Here are the five JBJS articles to which you will have full-text access through the Knee Spotlight during the month of January 2017:

  • Differences in Short-Term Complications Between Unicompartmental and Total Knee Arthroplasty:
    A Propensity Score Matched Analysis

  • Extensor Mechanism Allograft Reconstruction for Extensor Mechanism Failure Following Total Knee Arthroplasty

  • What’s New in Adult Reconstructive Knee Surgery

  • Bicruciate Substituting Design Does Not Improve Maximal Flexion in Total Knee Arthroplasty: A Randomized Controlled Trial

  • Total Knee Arthroplasty After Previous Knee Surgery: Expected Interval and the Effect on Patient Age

Knee studies offered on the JBJS Knee Spotlight will be updated monthly, so check the site often.

Visit the JBJS Knee Spotlight website today.

JBJS Reviews Editor’s Choice–Outpatient Joint Replacement?
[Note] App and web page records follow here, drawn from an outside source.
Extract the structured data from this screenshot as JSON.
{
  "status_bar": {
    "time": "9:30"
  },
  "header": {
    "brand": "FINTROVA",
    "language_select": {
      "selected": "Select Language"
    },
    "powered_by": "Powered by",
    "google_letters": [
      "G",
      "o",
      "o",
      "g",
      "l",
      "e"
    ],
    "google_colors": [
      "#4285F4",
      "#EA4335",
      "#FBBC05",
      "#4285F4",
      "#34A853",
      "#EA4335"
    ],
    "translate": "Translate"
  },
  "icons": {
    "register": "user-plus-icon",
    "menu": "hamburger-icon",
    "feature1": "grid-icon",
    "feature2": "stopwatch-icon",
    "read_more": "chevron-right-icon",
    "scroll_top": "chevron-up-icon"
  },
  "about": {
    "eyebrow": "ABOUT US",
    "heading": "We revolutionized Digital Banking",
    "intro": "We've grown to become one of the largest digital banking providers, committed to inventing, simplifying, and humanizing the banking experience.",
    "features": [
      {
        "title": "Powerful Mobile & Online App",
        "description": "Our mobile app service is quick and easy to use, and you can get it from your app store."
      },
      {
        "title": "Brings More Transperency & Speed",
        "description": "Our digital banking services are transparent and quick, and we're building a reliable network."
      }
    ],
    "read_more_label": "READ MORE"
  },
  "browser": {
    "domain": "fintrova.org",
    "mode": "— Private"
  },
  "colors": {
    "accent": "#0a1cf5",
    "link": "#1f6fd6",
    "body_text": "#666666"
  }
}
knee-spotlight-image.png“Necessity is the mother of invention.” In recent years, the demand for total hip, total knee, and unicompartmental knee arthroplasty has grown substantially. However, with limited resources and health-care budgets, there is a need to reduce hospital costs. To that end, a number of surgeons have begun to perform these procedures on an outpatient basis.

Indeed, as the demand for joint replacements grows, it will be imperative to improve patient safety and satisfaction while minimizing costs and optimizing the use of health-care resources. In order to accomplish this goal, surgical teams, nursing staff, and physiotherapists will need to work together to discharge patients from the hospital as soon as safely possible, including on the same day as the operation. The development of accelerated clinical pathways featuring a multidisciplinary approach and involving a range of health-care professionals will result in extensive preoperative patient education, early mobilization, and intensive physical therapy.

In the December 2016 issue of JBJS Reviews, Pollock et al. report on a systematic review that was performed to determine the safety and feasibility of outpatient total hip, total knee, and unicompartmental knee arthroplasty. The authors hypothesized that outpatient arthroplasty would be safe and feasible and that there would be similar complication rates, similar readmission and revision rates, similar clinical outcomes, and decreased costs in comparison with the findings associated with the inpatient procedure. The investigators demonstrated that, in selective patients, outpatient total hip, total knee, and unicompartmental knee arthroplasty can be performed safely and effectively.

A major caveat of this well-conducted study, however, is that, like any systematic review, its overall quality is based on the quality of the individual studies that make up the analysis. In this case, the studies included those that lacked sufficient internal validity, sample size, methodological consistency, and standardization of protocols and outcomes. Thus, going forward, there is a need for more rigorous and adequately powered randomized trials to definitively establish the safety, efficacy, and feasibility of outpatient hip and knee arthroplasty.

Thomas A. Einhorn, MD
Editor, JBJS Reviews